This group comprises rocks that have been formed after material has been moved in fragments from one or several places to another (by the action of wind, water, ice or gravity), where it has become consolidated, either by pressure from later deposits, or by cementation, or both. The original material may have been very fine in nature, such as river-borne silt, or much coarser, such as rounded or angular pebbles or rock fragments.
The material that enables fragments to cement together may be a solution containing minerals of various kinds, such that sandstones may contain quartz, calcium carbonate or iron, the proportions of these determining its colour.
Very fine material will form clays or mudstones, less fine deposits lead to grits forming, and much coarser material results in a conglomerate or brecchia (in the former the pebbles are rounded, whereas they are angular in the latter).
Terms used to distinguish rocks by the size of their particles are Argillaceous (e.g. clay, mudstone, shale); Arenaceous (e.g. sandstone, grit); and Rudaceous (e.g. brecchia, conglomerate, boulder clay).
These rocks were created from the remains of once living organisms which built up over very long periods of time. These can be further classified according to the nature of the plants or animals that comprised the deposits.
Calcareous rocks (chalks and limestones) consist mainly of calcium carbonate, formed from the skeletons of marine organisms, and are distinguished by the size and nature of the particles that comprise them. The finest particles are seen in pure white chalk. Limestone is more varied, including crinoidal, coral, oolitic and shelly, the terms denoting the type of primitive organism that is mainly represented in its formation. Fossils of much larger organisms are often found embedded in limestone.
Ferruginous is a term that denotes the presence of iron, usually from the precipitation of hydrated iron oxide in the water of ancient lakes and marshes. Decomposing vegetable matter formed the basis of ironstone and “bog iron-ore”.
Siliceous rocks can be formed from the remains of sponges and minute organisms such as diatoms (single-celled plants rich in silica). These include nodules of chert and flint found in other rocks, and beds of diatomite.
Carbonaceous rocks are formed from plant accumulations and are high in carbon content. Depending on the age of the deposits and the pressure they have been put under, they can take the form of peat, lignite or coal.

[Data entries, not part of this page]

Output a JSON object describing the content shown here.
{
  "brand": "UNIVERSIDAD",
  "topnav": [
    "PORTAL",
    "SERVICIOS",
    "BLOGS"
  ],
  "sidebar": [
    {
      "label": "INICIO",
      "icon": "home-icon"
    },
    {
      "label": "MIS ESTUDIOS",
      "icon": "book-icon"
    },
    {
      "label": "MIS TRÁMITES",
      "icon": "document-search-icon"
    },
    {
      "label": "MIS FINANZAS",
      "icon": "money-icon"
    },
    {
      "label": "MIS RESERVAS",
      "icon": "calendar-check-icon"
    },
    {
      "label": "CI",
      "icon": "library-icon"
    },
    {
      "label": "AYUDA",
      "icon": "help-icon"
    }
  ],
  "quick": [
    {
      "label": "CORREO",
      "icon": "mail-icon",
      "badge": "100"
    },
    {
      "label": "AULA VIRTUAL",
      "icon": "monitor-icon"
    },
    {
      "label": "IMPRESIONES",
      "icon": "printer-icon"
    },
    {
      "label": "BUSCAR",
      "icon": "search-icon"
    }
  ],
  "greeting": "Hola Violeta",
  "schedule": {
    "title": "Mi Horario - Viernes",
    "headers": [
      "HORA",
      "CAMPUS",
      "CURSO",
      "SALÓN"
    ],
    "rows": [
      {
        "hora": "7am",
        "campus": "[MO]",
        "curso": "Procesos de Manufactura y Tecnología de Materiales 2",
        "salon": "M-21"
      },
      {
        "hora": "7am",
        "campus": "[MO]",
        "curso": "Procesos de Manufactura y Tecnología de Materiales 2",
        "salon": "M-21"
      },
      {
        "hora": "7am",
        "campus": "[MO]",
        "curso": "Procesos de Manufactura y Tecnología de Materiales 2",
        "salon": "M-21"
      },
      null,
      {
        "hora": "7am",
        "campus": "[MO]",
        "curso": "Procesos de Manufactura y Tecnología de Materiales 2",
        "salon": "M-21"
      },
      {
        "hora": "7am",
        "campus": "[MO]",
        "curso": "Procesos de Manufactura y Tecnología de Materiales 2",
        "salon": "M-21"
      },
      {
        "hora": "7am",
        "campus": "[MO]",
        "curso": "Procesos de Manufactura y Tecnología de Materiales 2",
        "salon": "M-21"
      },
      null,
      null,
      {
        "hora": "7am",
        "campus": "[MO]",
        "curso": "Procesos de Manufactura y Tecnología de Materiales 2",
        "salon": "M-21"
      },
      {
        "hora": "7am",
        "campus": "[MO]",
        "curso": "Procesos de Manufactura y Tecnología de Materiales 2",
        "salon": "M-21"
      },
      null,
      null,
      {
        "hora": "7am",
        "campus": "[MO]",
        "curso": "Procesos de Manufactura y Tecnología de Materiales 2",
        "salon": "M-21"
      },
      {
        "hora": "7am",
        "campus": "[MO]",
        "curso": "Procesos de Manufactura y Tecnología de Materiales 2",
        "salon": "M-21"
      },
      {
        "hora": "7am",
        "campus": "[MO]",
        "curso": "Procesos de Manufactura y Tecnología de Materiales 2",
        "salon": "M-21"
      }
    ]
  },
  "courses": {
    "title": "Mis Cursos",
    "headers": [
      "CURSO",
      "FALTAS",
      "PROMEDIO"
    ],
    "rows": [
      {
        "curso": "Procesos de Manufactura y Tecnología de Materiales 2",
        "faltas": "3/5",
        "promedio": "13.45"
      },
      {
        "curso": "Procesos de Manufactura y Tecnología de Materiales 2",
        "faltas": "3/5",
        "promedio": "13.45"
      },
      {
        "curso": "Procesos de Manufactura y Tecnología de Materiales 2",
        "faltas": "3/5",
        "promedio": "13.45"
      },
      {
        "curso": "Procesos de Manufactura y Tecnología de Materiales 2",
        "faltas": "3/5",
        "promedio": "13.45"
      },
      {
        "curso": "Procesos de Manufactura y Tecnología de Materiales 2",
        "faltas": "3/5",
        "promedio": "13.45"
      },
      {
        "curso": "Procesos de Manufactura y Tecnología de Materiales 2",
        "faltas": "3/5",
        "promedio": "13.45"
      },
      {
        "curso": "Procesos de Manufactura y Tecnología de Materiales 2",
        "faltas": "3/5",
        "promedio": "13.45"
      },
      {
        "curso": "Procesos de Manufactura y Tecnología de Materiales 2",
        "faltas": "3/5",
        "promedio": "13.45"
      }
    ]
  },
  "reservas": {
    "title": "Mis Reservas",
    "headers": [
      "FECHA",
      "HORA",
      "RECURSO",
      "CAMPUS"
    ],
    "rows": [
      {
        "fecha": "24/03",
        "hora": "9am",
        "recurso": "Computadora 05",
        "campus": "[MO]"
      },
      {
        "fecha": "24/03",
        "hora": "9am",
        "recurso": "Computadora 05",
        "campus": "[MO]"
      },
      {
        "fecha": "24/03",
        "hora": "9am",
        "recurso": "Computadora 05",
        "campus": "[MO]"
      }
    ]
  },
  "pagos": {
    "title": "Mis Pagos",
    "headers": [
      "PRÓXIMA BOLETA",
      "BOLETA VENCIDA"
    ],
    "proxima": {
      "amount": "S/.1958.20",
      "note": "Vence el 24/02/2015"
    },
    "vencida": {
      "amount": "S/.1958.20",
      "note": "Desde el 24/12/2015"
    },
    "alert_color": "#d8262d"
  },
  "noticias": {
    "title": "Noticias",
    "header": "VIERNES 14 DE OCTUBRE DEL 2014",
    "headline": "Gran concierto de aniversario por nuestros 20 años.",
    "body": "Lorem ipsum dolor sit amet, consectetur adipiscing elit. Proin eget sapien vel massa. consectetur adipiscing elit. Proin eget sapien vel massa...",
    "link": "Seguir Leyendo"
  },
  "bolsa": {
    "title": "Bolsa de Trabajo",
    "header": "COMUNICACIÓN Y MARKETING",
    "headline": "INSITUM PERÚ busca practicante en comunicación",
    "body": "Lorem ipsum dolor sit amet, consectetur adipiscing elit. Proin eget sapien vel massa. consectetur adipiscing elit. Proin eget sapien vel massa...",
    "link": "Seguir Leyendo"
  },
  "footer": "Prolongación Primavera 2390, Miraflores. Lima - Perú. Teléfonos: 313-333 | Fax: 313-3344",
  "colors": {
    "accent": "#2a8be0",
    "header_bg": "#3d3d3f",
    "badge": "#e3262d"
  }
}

These come about from the precipitation or evaporation of solutions of salts. All water that falls as rain will acquire salt in some form as it runs across the surface or finds its way underground, and these salts are often partially or totally released before the water cycle is completed. Rock formation can occur when sufficient salts accumulate in the same place. Five types of chemical formation of rock types can be distinguished.
Carbonates. Stalactites and stalagmites in limestone caves, or travertine around hot springs, are examples of carbonate deposition. Dolomite is a chemically formed compound of calcium and magnesium carbonate.
Sulphates. Hydrated calcium sulphate, in the form of gypsum or alabaster, is formed by evaporation in inland drainage basins.
Chlorides. These produce rock-salt, either on the surface or at depth.
Silicates. As well as flint and chert (mentioned above), sinter is a silicate rock, formed around the vents of hot springs.
Ironstones. Most iron ores have accumulated from chemical precipitation within sediments, although some are the result of igneous activity.
Sedimentary rocks are typically laid down in strata of varying thicknesses, and the process can continue at the same place for extremely long periods of time (millions of years in some cases). It is sometimes possible, for example, to detect annual depositions made by ancient rivers, and use these to determine the age of a particular formation.
Monkhouse, F J, Principles of physical geography. 6th ed. University of London Press, 1965.